Sustainable packaging is the development and use of packaging which results in improved sustainability. At the end stage of design it involves increased use of life cycle inventory (LCI) and life cycle assessment (LCA) to help guide the use of packaging which reduces the environmental impact and ecological footprint, but in the very first steps requires a look at the whole of the supply chain: from basic function, to marketing, and then through to end of life (LCA) and rebirth. The goals are to improve the long term viability and quality of life for humans and the longevity of natural ecosystems. Sustainable packaging must meet the functional and economic needs of the present without compromising the ability of future generations to meet their own needs.
Sustainable packaging is a relatively new addition to the environmental considerations for packaging (see Packaging and labeling). It requires more analysis and documentation to look at the package design, choice of materials, processing, and life cycle. This is not just the vague "green movement" that many businesses and companies have been trying to include over the past years. Companies implementing these eco-friendly actions are reducing their carbon footprint, using more recycled materials, reusing more package components, etc. They often encourage suppliers, contract packagers, and distributors to do likewise.
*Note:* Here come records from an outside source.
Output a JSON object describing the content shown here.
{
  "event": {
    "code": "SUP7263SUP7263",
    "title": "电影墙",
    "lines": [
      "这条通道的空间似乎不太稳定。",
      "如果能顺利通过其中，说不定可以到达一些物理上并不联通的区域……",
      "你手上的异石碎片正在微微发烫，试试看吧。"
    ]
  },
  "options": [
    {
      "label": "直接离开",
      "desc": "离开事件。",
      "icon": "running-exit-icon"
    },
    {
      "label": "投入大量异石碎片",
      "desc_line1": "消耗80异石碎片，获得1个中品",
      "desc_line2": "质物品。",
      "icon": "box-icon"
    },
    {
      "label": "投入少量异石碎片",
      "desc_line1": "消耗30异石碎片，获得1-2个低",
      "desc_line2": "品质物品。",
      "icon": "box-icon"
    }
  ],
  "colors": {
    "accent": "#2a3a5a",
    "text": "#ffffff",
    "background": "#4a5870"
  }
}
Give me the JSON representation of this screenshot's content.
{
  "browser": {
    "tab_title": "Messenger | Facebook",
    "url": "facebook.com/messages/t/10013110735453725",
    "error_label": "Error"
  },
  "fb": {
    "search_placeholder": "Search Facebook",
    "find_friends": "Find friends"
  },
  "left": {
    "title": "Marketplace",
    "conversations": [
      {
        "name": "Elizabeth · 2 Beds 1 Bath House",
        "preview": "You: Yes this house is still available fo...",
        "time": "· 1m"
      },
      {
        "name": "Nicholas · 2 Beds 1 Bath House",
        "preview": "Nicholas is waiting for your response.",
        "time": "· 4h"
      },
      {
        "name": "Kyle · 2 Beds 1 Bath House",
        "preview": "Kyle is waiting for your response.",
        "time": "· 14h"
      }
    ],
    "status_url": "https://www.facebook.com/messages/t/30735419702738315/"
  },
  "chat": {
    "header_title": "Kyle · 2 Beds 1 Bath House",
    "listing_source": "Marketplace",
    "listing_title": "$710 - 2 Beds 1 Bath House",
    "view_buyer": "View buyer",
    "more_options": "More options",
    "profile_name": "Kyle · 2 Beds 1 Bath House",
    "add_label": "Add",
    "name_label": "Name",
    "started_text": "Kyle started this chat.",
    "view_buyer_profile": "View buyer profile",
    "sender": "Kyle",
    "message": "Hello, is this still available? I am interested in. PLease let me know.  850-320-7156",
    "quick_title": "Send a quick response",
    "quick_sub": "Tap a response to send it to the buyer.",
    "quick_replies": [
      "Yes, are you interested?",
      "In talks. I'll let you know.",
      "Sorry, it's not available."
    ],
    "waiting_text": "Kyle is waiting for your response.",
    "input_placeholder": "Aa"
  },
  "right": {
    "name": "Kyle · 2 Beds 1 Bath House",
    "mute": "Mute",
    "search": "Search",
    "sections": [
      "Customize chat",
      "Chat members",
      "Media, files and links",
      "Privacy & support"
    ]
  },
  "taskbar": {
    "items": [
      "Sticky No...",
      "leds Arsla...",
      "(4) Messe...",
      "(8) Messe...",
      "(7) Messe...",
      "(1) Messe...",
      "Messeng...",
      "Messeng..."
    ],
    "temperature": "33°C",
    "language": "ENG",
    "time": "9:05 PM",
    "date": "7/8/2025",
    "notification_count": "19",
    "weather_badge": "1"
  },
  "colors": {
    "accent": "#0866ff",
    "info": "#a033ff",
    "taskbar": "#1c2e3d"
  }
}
For example, researchers at the Agricultural Research Service are looking into using dairy-based films as an alternative to petroleum-based packaging. Instead of being made of synthetic polymers, these dairy-based films would be composed of proteins such as casein and whey, which are found in milk. The films would be biodegradable and offer better oxygen barriers than synthetic, chemical-based films. More research must be done to improve the water barrier quality of the dairy-based film, but advances in sustainable packaging are actively being pursued.
Environmental marketing claims on packages need to be made (and read) with caution. Ambiguous titles such as green packaging and environmentally friendly can be confusing without specific definition. Some regulators, such as the US Federal Trade Commission, are providing guidance to packagers
Companies have long been reusing and recycling packaging when economically viable. Using minimal packaging has also been a common goal to help reduce costs. Recent years have accelerated these efforts based on social movements, consumer pressure, and regulation.
Types of Packaging Materials:
Paperboard and fiberboard are used in both primary and secondary packaging for companies throughout the world. Paper is used for making a large variety of thinner packaging products including labels, Kraft paper, paper bags, butcher paper, and more.
Paperboard is thicker and more durable than a standard paper material. Paperboard is often used in primary packaging. Paperboard is used for milk and juice cartons, cereal boxes, frozen food boxes, candy boxes and more. Paperboard offers slightly more product protection than a paper material and less than fiberboard.
2. HDPE/PET/Rigid Packaging:
Derived from polyethylene, high-density polyethylene and polyethylene terephthalate are harder and more rigid plastics than other plastics. Both materials offer excellent moisture resistance while maintaining a rigid protective structure. Some of the most common uses for HDPE and PET are bottles and Jugs.
3. LDP/LLDPE/Flexible Packaging:
Low-density polyethylene and Linear low-density polyethylene are flexible packaging materials used for primary and secondary products around the world. Each material is soft to the touch and often offers excellent puncture resistance.
Low-density polyethylene is used to make a variety of bags, films, and flexible tubing for packaging. LDPE bags and tubing are often referred to a poly bags and tubing. They range in multiple thicknesses and are often used to package food items, dog treats, auto parts, tools and more. Low-density polyethylene is also used to make shrink bundling film which is used as secondary packaging for cases of water bottles and canned goods.
4. Aluminum Packaging:
Aluminum packaging is used for a variety of applications throughout the world. The most commonly used and recognized application for aluminum packaging are aluminum cans and containers. According to the Aluminum Association, more than 7 billion foil cans and containers are produced annually. Though the use of aluminum for cans is prominent, there are several other uses for aluminum packaging.
Though the PE plastic market has consumed some of the glass packaging market, glass packaging still holds a significant market share within the packaging industry. Alcoholic and Non-Alcoholic drinks make up a large portion of the glass packaging market. Other industries that consistently use glass packaging are cosmetics and personal care, food and condiments, and even home decor and candles.